Church yields secrets

Blast from the past... Gore Historical Museum collections manager Stephanie Herring reads a copy of the Mataura Ensign from 1909. The paper was inside a time capsule found when the Gore Methodist Church was demolished this month. PHOTO: FIONA ELLIS

Did you hear the one about the minister who walked into a billiard room?

Until a 111-year-old time capsule was found in the Gore Methodist Church, neither had Gore Historical Museum collections manager Stephanie Herring.

The lead box was buried under the walls of the church as it was erected in 1909 and remained there until the church was demolished this month.

A letter detailing the history of the Methodists in Gore up to the building of the church was one of the items inside.

“I’m thrilled about it. It’s a lovely little piece of history.” Ms Herring said.

The letter, typed by an unknown author, stated that before the church was built, many locations had been used for stop-gap services.

This included the billiard room in the Railway Hotel, where a Mr C. Smith used to preach before the “rigorous” Southland climate drove him away.

The letter contained facts including the name of the church’s architect, E.R. Wilson, and builder, Owen Kelly.

These were the same men who worked on what is now the Eastern Southland Gallery.

A fire in the former council building in 1957 had destroyed the original paper records of such details.

The letter was in very good condition.

“That something can be [buried] for so long and come up looking like this is amazing.”

Inside the capsule was a copy of The Mataura Ensign, as it was then known, procured for one penny on Tuesday, February 16, 1909.

The foundation stone was laid on February 17 at 2.30pm, which the paper’s issue the same day described the “inauguration of a new era.”

An issue of the long-defunct “more conservative” The Gore Standard was also inside.

“Local papers are very rich in local history.”

“There was no internet, no radio or television. This was your news.”

Copies of The Otago Daily Times, The Southland Times, and national Christian paper The Outlook were also included.

The time capsule’s contents were given to the museum by First National Gore owner Graham Maxwell.

A stonemason noticed an “odd” lead object in the brickwork.

“I said, ‘We’ll keep an eye out for it as it comes down’,” Mr Maxwell said.

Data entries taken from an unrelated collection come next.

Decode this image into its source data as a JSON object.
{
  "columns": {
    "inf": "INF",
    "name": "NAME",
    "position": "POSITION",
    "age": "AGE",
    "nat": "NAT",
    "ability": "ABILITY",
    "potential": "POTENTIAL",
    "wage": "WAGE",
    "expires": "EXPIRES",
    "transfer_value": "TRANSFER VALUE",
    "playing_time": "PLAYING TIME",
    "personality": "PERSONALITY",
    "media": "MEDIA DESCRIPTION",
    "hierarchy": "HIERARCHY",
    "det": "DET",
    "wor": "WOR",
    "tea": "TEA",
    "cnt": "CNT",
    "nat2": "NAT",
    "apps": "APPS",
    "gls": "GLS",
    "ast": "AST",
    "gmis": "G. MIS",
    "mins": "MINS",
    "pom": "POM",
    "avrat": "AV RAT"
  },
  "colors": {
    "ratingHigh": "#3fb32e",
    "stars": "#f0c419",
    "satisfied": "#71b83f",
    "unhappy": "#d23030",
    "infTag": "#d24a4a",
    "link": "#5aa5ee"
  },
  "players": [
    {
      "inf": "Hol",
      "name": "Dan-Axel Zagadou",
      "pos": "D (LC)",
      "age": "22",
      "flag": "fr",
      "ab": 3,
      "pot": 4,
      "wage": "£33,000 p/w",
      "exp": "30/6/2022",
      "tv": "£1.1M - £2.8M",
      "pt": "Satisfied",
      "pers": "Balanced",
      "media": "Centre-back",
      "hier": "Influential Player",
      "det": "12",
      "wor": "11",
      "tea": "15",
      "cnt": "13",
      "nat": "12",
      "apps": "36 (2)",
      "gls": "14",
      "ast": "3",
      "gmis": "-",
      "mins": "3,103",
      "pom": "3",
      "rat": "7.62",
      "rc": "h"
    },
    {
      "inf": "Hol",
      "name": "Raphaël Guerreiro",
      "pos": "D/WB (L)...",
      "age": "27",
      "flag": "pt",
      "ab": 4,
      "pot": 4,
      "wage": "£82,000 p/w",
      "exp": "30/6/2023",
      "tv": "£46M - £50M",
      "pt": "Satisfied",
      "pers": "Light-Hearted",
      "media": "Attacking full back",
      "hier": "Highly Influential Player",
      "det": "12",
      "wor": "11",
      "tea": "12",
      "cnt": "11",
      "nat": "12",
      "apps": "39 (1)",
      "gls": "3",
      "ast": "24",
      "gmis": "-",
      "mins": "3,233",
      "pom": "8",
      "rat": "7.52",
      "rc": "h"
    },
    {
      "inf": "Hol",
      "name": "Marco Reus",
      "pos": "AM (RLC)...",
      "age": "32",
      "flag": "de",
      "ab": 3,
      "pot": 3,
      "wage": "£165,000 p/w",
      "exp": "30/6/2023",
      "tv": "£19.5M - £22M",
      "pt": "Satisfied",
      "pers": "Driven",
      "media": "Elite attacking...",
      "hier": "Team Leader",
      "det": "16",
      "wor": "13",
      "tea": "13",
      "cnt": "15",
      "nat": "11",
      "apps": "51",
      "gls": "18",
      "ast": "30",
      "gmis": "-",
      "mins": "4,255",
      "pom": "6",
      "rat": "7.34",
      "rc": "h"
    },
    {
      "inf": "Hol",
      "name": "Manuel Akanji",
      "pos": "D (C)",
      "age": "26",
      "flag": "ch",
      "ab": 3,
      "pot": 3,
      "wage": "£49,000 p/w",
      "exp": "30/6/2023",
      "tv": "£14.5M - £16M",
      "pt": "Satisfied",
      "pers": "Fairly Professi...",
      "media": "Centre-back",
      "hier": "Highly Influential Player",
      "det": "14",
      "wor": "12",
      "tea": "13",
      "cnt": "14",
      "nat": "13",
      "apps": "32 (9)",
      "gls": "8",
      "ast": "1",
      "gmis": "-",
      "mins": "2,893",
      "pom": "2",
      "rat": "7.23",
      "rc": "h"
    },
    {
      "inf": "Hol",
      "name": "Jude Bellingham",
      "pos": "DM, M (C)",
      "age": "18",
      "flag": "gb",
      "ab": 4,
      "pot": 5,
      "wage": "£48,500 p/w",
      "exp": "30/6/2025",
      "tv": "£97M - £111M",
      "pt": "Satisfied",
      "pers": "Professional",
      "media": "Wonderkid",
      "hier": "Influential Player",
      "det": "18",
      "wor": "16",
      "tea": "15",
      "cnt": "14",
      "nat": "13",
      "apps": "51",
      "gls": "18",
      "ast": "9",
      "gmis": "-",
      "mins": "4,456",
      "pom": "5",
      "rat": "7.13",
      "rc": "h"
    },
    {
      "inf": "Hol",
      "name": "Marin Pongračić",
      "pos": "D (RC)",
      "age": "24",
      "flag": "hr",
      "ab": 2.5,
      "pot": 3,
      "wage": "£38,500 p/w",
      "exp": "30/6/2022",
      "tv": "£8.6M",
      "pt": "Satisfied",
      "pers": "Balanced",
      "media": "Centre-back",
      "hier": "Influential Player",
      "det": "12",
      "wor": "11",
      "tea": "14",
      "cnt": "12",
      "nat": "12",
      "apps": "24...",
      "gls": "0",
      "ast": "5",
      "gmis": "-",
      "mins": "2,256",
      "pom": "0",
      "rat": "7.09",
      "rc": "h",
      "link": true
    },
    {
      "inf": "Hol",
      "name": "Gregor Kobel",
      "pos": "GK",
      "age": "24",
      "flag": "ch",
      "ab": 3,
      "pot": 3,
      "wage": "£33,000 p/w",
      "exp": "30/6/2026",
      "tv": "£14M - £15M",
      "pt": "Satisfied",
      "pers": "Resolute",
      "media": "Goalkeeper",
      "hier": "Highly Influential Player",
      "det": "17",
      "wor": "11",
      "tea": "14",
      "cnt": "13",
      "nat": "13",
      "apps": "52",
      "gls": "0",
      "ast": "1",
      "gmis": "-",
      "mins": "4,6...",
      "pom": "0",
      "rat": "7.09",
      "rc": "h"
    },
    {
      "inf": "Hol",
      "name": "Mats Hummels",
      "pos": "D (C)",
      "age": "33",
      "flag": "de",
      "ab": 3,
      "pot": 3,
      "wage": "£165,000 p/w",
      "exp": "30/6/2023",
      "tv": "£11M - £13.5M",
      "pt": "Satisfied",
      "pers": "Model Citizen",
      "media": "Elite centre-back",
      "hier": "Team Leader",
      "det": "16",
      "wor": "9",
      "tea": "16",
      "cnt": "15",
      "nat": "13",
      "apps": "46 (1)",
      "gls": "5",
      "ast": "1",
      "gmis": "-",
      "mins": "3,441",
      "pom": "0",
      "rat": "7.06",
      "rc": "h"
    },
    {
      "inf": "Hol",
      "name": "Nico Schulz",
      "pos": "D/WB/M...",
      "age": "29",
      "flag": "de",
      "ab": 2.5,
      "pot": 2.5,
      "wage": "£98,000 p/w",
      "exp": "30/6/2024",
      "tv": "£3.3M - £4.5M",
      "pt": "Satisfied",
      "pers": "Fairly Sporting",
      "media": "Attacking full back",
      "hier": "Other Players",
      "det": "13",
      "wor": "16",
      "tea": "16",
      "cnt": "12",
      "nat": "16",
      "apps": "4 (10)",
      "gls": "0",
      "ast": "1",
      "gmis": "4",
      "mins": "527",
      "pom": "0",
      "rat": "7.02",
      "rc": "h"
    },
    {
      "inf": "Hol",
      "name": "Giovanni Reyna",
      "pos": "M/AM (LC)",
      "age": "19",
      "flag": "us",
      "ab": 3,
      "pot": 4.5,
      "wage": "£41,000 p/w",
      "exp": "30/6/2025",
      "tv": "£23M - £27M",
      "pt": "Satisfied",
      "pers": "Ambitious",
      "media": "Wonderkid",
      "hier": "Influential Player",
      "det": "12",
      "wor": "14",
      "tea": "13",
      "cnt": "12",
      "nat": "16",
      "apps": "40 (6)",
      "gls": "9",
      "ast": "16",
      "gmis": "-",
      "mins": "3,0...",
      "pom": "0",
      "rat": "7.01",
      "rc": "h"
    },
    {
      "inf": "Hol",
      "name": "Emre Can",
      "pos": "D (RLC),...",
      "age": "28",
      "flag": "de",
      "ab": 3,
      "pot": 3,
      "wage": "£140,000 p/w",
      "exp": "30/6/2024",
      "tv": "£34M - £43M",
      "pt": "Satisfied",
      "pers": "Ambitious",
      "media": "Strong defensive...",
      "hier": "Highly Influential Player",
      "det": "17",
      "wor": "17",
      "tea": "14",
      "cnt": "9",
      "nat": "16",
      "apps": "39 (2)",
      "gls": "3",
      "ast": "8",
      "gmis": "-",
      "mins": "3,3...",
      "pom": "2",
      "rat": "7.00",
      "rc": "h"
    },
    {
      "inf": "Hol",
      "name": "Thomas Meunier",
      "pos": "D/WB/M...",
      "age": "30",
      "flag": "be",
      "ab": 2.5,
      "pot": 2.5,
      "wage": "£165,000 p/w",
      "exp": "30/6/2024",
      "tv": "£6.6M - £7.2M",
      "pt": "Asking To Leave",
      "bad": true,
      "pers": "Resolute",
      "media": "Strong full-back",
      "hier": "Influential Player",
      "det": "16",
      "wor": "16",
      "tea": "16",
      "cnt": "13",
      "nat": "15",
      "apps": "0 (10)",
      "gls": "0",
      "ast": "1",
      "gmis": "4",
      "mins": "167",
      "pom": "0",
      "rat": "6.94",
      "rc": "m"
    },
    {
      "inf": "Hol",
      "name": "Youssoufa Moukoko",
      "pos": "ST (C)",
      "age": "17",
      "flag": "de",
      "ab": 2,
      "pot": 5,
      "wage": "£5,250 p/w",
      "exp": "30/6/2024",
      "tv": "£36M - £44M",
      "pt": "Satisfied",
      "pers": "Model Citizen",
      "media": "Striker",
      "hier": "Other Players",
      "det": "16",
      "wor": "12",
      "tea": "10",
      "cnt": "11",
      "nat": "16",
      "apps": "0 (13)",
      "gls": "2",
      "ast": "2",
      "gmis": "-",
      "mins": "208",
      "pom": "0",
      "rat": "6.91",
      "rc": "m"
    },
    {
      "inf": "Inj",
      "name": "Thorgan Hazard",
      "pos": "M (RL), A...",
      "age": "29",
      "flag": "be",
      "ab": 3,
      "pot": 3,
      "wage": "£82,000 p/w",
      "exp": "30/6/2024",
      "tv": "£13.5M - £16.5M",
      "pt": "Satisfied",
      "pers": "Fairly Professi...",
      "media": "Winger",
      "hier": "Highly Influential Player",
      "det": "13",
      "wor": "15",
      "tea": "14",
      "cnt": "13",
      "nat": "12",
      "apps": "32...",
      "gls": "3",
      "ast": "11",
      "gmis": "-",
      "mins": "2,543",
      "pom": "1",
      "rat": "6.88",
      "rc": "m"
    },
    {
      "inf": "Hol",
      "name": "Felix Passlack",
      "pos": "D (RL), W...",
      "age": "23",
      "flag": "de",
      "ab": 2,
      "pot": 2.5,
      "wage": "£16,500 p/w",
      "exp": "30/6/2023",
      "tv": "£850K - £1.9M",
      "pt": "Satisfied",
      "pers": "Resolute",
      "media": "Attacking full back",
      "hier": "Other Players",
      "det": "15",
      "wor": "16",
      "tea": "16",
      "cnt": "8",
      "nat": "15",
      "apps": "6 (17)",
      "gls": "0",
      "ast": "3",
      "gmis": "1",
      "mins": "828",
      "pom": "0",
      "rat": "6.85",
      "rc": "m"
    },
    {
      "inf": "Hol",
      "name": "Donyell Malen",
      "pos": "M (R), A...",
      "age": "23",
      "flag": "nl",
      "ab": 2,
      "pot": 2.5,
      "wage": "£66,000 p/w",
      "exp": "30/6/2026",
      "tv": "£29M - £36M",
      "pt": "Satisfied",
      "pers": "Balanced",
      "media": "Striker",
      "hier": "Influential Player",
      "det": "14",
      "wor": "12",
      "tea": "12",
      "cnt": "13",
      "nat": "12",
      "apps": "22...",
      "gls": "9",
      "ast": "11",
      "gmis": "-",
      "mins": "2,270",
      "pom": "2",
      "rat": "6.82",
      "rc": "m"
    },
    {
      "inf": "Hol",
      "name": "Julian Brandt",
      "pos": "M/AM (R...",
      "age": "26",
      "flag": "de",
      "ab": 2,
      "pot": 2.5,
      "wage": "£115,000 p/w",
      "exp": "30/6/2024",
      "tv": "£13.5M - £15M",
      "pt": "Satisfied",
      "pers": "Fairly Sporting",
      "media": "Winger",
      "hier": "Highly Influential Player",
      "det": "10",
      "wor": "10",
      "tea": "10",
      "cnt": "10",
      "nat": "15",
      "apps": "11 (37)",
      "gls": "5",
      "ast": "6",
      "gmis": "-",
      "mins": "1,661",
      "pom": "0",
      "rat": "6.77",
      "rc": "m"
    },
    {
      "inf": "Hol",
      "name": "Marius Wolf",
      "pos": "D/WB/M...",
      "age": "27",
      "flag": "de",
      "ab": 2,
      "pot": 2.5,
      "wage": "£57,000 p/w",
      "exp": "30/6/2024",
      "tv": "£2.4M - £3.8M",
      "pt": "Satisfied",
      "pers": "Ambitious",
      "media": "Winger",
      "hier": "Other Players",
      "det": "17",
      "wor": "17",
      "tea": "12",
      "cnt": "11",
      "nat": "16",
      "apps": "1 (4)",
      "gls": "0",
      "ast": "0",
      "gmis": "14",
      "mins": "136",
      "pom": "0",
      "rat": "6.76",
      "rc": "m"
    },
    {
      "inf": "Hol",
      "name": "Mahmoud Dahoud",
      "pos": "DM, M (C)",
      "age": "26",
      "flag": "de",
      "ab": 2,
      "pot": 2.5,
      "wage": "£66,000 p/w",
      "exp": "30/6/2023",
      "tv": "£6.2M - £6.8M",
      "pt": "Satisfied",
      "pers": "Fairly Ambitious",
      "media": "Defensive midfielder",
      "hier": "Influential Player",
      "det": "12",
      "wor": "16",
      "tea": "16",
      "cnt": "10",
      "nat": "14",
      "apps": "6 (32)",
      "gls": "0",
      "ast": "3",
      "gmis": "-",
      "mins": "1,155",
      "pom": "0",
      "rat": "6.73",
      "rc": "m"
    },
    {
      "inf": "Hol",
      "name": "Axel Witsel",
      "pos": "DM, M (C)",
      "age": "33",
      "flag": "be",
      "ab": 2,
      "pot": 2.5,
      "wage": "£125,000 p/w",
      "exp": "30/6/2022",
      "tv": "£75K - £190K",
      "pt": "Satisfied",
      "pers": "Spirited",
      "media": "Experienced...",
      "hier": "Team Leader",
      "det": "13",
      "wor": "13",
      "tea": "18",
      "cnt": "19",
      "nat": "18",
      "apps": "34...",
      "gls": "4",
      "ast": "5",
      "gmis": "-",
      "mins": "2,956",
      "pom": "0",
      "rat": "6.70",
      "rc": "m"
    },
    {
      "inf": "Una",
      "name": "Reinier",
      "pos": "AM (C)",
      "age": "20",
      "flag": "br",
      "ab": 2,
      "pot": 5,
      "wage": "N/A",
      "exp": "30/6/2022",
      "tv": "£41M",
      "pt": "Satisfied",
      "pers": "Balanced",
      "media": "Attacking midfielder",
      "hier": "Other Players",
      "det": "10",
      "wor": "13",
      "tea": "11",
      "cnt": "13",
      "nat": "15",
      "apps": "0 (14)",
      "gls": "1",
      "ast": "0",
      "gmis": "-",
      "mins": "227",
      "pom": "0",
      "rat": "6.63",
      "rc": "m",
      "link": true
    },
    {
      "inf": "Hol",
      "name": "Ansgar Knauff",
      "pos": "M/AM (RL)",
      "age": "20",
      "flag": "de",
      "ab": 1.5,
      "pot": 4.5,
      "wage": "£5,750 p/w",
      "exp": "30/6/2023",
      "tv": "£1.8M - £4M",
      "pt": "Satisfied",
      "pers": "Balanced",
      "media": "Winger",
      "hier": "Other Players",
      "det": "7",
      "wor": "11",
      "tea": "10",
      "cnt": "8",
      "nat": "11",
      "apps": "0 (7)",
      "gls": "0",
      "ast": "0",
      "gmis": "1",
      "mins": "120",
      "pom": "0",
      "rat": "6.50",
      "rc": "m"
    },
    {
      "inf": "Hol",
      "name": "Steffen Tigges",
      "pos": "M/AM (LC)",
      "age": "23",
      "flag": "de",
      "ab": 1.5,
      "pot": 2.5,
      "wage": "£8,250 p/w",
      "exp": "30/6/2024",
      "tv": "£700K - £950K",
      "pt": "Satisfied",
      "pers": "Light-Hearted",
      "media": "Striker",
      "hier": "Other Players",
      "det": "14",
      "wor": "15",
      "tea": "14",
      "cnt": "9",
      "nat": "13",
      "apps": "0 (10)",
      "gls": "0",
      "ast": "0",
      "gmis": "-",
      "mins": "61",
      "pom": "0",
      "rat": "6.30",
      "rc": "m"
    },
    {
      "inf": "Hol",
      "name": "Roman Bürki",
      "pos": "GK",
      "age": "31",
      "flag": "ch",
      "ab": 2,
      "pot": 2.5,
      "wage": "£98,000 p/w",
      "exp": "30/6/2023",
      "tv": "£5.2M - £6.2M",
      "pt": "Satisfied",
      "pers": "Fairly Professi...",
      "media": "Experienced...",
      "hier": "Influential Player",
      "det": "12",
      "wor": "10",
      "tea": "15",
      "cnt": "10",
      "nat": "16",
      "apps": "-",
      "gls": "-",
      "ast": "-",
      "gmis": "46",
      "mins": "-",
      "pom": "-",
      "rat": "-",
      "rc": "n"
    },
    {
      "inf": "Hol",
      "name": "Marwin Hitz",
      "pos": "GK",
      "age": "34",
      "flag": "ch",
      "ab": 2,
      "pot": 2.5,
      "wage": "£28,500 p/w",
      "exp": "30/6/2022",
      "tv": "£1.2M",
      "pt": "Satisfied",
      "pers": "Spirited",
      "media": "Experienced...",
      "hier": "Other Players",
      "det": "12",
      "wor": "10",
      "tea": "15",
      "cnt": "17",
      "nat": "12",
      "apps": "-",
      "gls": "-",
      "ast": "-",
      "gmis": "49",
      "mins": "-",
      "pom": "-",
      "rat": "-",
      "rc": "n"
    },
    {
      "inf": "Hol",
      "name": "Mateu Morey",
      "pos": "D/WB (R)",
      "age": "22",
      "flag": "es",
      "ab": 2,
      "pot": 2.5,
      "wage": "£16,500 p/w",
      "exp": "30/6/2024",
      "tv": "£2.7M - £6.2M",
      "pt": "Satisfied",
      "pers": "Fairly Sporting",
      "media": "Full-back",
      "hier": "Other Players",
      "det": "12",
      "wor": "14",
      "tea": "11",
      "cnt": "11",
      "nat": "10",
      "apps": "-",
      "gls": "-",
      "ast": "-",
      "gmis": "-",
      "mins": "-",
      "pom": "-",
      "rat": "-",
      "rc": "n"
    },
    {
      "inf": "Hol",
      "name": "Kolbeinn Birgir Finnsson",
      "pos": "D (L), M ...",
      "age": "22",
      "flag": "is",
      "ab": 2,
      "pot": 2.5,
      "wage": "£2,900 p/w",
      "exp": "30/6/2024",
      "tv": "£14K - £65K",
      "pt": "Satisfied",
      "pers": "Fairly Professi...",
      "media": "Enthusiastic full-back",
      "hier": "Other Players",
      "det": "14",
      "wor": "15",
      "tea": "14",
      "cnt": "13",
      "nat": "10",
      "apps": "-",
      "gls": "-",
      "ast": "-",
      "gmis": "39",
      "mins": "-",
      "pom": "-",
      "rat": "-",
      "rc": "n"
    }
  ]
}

“We were able to retrieve it.”

He was surprised by the find and hoped it would be of value to the museum.

“It’s a snapshot in time. It was obviously meant to be found at some point.”Sports brandsNike Air Max 90 W nike elite running clothes